This creates upward pressure on the price and may make MLN coins more valuable long term.
Kraken's Crypto Guides
- What is Bitcoin? (BTC)
- What is Ethereum? (ETH)
- What is Ripple? (XRP)
- What is Bitcoin Cash? (BCH)
- What is Litecoin? (LTC)
- What is Chainlink? (LINK)
- What is EOSIO? (EOS)
- What is Stellar? (XLM)
- What is Cardano? (ADA)
- What is Monero? (XMR)
- What is Tron? (TRX)
- What is Dash? (DASH)
- What is Ethereum Classic? (ETC)
- What is Zcash? (ZEC)
- What is Basic Attention Token? (BAT)
- What is Algorand? (ALGO)
- What is Icon? (ICX)
- What is Waves? (WAVES)
- What is OmiseGo? (OMG)
- What is Gnosis? (GNO)
- What is Melon? (MLN)
- What is Nano? (NANO)
- What is Dogecoin? (DOGE)
- What is Tether? (USDT)
- What is Dai? (DAI)
- What is Siacoin? (SC)
- What is Lisk? (LSK)
- What is Tezos? (XTZ)
- What is Cosmos? (ATOM)
- What is Augur? (REP)
Why should I use MLN?
Aspiring to bridge the gap between asset management companies and investors, the Melon Protocol is a novel experiment in applying cryptocurrency to traditional finance.
You may be interested in using Melon’s technology if you want to build a fully audited and transparent fund on the blockchain.
You can also use Melon to invest without knowing or trusting a fund manager to manage your money, as managers are bound by specified smart contracts on Melon.
Traders may want to add MLN coins to their portfolio if they believe investors will continue to use the platform and that it will come to play a greater role in crypto asset management.

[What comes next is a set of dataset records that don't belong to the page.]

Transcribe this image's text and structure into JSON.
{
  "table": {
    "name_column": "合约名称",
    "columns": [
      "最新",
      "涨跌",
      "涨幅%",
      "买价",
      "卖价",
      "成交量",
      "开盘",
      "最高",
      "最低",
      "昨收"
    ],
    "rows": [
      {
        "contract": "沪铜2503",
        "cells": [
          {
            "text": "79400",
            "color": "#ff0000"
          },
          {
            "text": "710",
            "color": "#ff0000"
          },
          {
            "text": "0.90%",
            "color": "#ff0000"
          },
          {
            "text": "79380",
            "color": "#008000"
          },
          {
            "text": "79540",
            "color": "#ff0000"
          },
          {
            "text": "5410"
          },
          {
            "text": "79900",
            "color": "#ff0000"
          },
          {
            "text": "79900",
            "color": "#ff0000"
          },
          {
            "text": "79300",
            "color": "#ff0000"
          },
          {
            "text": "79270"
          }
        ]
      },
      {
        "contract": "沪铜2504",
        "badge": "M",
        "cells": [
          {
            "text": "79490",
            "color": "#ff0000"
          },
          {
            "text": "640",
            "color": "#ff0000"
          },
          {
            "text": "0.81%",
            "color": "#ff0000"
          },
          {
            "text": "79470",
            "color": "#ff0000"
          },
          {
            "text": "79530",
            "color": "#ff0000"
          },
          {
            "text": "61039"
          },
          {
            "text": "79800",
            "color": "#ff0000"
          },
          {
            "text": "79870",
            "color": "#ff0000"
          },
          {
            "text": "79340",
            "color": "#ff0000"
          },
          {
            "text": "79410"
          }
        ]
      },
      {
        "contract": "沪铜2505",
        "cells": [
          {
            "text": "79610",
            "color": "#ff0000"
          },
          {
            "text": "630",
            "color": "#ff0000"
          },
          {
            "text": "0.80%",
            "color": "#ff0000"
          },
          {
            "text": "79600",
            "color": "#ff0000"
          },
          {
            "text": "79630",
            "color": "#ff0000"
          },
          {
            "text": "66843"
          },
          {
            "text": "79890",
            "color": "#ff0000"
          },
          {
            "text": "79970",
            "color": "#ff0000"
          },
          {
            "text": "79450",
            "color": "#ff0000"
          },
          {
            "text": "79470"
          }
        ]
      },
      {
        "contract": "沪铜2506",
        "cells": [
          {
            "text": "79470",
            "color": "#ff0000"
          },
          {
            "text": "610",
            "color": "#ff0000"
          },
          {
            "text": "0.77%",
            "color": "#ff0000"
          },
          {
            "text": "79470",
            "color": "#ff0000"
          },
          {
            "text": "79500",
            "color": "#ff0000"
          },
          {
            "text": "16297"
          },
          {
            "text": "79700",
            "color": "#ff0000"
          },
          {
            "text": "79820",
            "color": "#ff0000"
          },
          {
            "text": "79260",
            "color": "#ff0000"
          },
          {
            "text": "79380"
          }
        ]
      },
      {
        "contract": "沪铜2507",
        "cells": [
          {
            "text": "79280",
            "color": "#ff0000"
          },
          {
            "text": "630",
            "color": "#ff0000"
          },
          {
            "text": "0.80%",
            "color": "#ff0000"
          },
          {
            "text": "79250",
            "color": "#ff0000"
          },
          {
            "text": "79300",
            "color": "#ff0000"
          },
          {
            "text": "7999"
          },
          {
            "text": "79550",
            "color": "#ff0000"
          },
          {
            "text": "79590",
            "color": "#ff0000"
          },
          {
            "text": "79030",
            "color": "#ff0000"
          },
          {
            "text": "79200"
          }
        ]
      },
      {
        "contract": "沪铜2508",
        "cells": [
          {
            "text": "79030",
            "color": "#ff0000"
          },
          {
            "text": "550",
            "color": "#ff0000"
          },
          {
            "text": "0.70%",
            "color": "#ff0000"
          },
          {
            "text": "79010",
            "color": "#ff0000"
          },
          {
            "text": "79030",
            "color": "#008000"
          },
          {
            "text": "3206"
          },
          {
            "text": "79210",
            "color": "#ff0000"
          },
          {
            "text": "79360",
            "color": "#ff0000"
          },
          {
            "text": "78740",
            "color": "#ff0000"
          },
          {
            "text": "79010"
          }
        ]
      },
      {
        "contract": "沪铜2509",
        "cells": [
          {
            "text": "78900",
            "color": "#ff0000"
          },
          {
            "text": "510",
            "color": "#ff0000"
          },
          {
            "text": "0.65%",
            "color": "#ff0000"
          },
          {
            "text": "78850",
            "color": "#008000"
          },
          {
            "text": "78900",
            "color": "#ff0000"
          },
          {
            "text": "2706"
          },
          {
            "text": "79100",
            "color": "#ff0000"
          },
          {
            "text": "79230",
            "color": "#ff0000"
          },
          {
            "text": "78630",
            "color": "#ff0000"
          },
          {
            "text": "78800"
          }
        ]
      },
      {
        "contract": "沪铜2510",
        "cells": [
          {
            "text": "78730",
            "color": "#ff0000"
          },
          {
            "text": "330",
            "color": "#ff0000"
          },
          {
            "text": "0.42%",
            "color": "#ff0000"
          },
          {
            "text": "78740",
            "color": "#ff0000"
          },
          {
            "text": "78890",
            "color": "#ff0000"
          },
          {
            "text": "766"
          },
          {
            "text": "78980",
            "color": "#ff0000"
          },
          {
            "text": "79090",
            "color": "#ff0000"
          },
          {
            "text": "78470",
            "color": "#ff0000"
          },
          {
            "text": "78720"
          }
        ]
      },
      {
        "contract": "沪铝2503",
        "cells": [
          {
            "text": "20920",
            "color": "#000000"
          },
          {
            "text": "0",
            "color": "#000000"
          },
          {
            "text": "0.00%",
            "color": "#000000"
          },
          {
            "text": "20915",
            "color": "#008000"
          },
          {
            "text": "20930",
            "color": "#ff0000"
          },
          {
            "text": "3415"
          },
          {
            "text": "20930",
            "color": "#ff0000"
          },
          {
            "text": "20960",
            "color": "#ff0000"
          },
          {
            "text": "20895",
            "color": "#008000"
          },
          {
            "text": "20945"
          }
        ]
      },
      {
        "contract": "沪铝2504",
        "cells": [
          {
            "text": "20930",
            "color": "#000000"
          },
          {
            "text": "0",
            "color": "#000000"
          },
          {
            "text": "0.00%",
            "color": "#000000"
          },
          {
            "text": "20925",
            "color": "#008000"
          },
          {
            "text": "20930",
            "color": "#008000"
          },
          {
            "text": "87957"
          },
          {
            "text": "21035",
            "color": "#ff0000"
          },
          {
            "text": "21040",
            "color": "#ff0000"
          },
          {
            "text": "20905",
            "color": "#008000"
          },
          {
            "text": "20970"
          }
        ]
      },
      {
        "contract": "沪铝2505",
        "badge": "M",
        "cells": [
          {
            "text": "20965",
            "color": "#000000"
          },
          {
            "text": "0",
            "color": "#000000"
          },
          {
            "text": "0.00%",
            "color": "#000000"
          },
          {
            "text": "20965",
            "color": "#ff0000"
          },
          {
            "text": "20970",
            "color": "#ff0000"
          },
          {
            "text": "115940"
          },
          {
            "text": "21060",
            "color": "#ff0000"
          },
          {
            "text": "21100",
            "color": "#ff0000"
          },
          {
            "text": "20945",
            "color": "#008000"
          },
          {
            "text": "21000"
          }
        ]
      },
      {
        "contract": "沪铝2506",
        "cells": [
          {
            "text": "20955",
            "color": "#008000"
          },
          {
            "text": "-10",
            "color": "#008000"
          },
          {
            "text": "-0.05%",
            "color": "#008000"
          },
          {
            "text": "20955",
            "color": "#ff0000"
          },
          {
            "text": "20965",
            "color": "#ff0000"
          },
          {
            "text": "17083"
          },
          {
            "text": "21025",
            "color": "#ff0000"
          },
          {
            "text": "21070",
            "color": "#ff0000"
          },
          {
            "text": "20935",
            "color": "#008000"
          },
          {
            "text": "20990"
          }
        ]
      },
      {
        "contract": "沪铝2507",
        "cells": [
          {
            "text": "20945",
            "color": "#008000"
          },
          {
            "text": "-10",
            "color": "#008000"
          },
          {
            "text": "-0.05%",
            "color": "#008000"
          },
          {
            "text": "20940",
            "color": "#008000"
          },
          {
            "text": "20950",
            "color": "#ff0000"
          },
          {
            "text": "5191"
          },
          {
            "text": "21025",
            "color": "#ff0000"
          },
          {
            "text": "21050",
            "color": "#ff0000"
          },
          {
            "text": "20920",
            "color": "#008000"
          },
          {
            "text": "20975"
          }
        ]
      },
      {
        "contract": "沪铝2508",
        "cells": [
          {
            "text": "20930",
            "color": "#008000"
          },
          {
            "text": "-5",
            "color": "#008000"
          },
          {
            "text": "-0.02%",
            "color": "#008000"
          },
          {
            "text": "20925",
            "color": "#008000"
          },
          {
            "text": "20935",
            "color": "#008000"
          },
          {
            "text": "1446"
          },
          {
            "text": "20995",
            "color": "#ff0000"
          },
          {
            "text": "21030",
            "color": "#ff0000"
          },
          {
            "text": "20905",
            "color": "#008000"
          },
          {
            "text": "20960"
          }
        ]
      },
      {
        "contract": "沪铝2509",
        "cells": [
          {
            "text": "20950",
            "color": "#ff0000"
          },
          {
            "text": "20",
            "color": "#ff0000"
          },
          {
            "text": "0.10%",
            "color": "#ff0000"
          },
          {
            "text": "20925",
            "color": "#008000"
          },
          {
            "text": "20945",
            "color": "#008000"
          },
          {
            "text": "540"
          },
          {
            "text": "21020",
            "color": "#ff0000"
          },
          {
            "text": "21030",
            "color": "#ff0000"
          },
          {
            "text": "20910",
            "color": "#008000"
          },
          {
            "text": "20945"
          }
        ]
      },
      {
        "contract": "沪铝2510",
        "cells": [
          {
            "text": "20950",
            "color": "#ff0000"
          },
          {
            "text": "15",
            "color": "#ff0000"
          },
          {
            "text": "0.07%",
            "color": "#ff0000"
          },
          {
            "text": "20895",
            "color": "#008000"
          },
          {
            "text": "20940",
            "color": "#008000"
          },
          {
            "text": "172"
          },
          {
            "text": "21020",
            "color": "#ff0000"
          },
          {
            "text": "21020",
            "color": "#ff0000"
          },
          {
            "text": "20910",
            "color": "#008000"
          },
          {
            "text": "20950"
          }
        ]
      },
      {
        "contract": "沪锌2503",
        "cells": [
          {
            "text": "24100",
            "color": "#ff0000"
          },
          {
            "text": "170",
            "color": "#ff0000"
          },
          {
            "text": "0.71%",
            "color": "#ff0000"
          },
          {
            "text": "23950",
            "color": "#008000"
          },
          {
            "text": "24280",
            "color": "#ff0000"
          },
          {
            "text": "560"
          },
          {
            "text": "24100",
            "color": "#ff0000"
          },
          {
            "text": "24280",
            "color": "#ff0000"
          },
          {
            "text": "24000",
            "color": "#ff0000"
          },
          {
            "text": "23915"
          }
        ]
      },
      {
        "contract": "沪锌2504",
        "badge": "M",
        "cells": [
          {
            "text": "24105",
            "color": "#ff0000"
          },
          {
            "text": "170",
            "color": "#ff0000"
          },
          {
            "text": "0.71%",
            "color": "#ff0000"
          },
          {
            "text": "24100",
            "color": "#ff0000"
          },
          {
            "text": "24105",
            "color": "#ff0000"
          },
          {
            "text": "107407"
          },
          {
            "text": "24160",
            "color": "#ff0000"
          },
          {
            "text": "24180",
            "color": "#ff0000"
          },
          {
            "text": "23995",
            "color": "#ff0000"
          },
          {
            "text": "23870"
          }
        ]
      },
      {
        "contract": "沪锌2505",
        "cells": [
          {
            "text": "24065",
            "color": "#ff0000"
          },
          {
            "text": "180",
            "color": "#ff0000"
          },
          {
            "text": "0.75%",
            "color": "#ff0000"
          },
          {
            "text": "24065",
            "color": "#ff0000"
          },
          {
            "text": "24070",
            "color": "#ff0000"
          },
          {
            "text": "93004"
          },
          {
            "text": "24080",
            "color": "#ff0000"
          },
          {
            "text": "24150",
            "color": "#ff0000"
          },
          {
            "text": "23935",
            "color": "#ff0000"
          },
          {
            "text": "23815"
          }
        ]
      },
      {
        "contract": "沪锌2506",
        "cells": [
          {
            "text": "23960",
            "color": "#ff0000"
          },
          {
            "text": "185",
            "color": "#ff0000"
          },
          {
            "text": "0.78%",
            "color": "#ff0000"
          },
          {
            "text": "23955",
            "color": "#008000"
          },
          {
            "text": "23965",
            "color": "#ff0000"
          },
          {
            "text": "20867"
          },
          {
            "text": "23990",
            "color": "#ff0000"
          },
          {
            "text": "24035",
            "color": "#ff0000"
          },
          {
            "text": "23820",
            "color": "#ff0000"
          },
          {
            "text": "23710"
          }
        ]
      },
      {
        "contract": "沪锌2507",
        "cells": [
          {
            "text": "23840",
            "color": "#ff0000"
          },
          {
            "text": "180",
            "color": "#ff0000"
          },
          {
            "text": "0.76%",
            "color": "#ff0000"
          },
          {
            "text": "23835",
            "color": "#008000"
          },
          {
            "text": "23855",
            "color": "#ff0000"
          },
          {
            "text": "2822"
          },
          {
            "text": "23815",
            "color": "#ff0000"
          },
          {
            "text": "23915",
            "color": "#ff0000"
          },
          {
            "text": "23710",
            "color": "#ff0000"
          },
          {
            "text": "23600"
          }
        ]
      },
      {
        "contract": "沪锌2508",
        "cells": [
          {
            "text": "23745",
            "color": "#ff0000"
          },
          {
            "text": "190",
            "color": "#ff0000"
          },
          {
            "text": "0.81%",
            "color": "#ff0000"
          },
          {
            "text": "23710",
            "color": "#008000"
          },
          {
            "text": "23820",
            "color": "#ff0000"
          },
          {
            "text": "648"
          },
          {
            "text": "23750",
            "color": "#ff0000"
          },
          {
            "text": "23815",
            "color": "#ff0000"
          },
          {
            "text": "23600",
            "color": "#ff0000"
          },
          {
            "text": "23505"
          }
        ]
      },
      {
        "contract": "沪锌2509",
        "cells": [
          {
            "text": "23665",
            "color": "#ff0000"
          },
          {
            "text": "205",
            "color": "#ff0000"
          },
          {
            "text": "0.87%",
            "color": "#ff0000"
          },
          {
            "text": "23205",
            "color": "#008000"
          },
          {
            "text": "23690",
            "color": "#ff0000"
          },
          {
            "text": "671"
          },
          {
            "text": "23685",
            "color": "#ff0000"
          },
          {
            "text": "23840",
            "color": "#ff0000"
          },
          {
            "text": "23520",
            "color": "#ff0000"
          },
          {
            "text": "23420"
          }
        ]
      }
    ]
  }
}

Now you're ready to take the next step and buy some Melon!